* [RECORD SET]:
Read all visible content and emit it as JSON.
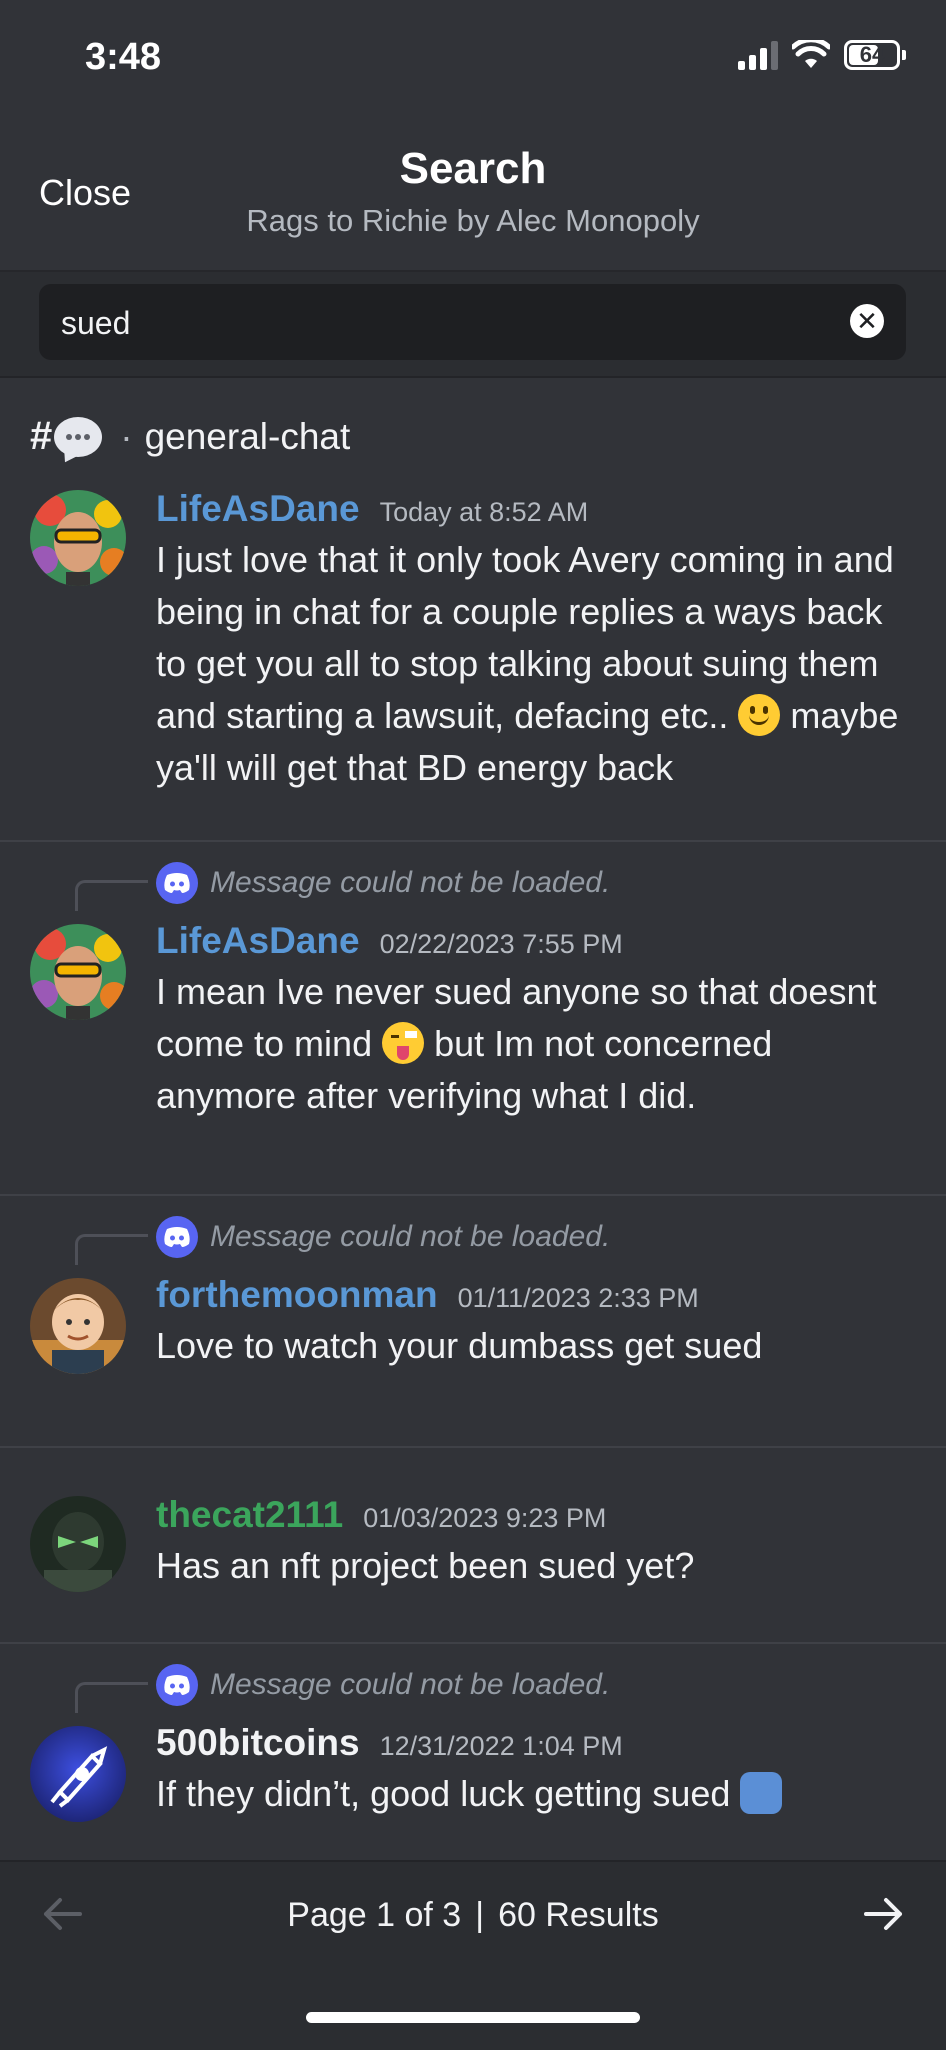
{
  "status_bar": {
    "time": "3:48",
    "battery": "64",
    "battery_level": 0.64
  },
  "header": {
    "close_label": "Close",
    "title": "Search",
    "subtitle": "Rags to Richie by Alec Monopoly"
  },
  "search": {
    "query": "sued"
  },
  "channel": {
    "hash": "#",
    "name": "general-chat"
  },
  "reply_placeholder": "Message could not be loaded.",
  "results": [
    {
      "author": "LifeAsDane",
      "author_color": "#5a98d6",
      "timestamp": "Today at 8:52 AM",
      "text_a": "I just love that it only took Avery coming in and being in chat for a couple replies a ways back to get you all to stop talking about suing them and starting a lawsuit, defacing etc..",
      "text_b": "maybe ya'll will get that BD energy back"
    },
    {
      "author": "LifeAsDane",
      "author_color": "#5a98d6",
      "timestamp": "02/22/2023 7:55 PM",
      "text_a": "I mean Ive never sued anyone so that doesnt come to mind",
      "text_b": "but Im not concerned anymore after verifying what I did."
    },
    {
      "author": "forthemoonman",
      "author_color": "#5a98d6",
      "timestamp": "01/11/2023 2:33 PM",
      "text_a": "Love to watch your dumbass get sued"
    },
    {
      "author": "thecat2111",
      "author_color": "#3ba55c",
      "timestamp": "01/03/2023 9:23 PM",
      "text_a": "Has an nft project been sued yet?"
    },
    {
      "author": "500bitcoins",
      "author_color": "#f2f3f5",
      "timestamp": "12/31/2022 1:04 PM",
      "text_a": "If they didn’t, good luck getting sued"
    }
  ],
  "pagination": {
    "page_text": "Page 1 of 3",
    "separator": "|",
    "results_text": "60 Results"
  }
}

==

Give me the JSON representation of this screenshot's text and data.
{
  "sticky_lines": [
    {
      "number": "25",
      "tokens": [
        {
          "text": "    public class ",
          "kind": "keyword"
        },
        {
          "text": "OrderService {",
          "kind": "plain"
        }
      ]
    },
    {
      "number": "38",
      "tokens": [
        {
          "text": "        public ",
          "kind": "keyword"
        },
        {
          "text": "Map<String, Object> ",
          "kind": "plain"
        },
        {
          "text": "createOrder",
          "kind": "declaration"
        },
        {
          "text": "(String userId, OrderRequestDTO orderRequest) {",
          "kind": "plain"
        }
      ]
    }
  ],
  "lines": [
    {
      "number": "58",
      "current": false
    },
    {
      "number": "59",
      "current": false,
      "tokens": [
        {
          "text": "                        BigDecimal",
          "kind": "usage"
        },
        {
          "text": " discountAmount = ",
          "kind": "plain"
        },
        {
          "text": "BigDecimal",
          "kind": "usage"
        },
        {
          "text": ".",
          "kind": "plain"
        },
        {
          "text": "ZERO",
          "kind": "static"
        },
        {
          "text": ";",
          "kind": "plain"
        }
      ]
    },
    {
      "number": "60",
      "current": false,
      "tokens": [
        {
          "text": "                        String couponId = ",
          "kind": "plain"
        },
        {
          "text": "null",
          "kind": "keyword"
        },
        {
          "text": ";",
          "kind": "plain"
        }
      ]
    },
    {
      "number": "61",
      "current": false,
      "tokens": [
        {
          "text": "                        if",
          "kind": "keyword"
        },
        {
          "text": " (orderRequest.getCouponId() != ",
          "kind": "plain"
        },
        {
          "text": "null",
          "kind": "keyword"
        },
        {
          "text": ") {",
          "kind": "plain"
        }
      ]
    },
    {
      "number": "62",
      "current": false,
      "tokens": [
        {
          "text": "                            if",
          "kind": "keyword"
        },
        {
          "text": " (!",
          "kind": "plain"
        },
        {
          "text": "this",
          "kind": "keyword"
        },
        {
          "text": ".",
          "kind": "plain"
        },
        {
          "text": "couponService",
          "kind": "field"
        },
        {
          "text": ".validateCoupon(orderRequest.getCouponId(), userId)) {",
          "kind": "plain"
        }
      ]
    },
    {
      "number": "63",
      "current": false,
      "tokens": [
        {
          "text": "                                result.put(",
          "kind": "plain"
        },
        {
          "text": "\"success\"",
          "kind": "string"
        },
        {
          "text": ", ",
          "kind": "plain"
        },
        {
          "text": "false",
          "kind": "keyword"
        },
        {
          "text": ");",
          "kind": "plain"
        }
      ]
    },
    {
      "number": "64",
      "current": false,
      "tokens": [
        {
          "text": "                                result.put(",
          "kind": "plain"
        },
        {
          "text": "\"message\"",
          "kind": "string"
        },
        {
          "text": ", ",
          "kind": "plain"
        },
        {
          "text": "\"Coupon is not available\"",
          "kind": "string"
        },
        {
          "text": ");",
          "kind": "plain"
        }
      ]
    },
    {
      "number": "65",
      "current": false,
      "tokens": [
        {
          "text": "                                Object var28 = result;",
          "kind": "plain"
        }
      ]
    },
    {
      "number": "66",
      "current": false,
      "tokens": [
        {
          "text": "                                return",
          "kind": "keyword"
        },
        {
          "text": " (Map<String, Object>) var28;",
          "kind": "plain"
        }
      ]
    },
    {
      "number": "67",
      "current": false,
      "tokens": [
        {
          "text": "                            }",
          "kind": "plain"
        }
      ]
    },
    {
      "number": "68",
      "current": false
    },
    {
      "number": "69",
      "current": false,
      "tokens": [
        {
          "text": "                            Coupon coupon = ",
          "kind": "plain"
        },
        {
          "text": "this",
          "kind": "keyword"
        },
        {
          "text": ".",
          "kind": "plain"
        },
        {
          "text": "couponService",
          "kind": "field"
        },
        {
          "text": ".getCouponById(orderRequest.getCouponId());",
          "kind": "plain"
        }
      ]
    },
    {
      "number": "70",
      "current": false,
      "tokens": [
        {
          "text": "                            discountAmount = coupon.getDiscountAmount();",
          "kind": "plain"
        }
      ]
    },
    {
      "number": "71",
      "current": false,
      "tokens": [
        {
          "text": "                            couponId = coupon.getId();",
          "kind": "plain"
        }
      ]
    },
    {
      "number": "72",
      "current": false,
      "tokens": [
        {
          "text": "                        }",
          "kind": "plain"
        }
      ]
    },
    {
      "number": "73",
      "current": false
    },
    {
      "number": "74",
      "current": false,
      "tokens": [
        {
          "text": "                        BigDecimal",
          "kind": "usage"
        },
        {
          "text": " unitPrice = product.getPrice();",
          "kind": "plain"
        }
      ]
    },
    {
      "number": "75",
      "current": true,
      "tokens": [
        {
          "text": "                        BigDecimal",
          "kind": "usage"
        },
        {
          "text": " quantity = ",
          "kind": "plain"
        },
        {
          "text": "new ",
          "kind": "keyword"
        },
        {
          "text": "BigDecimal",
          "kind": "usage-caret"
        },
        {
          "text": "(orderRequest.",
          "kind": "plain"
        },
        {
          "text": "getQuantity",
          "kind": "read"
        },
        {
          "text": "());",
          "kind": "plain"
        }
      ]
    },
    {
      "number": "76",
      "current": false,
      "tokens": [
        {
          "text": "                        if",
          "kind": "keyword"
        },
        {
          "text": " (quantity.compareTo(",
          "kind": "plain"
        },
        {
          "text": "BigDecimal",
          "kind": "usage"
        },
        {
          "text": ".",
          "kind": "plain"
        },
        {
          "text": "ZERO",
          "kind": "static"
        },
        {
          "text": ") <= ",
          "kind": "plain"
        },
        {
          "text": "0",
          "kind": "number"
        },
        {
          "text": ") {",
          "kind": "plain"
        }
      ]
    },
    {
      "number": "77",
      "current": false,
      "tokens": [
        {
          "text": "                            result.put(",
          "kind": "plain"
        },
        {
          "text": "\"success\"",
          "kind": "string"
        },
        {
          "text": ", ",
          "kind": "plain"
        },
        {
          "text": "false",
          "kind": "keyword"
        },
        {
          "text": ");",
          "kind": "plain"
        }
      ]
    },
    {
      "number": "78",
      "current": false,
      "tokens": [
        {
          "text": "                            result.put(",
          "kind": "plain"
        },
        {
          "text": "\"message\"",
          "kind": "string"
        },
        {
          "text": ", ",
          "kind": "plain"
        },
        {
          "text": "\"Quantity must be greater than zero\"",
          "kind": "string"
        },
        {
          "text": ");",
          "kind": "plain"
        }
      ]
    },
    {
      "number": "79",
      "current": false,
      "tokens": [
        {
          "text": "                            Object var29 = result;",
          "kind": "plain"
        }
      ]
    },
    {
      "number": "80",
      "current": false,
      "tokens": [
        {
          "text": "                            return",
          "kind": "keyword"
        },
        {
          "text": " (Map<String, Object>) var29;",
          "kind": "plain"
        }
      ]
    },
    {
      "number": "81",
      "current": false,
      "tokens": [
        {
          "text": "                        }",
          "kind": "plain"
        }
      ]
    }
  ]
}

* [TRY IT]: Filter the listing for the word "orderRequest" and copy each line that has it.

* [YOUR SOLUTION]:
          "text": "(String userId, OrderRequestDTO orderRequest) {",
          "text": " (orderRequest.getCouponId() != ",
          "text": ".validateCoupon(orderRequest.getCouponId(), userId)) {",
          "text": ".getCouponById(orderRequest.getCouponId());",
          "text": "(orderRequest.",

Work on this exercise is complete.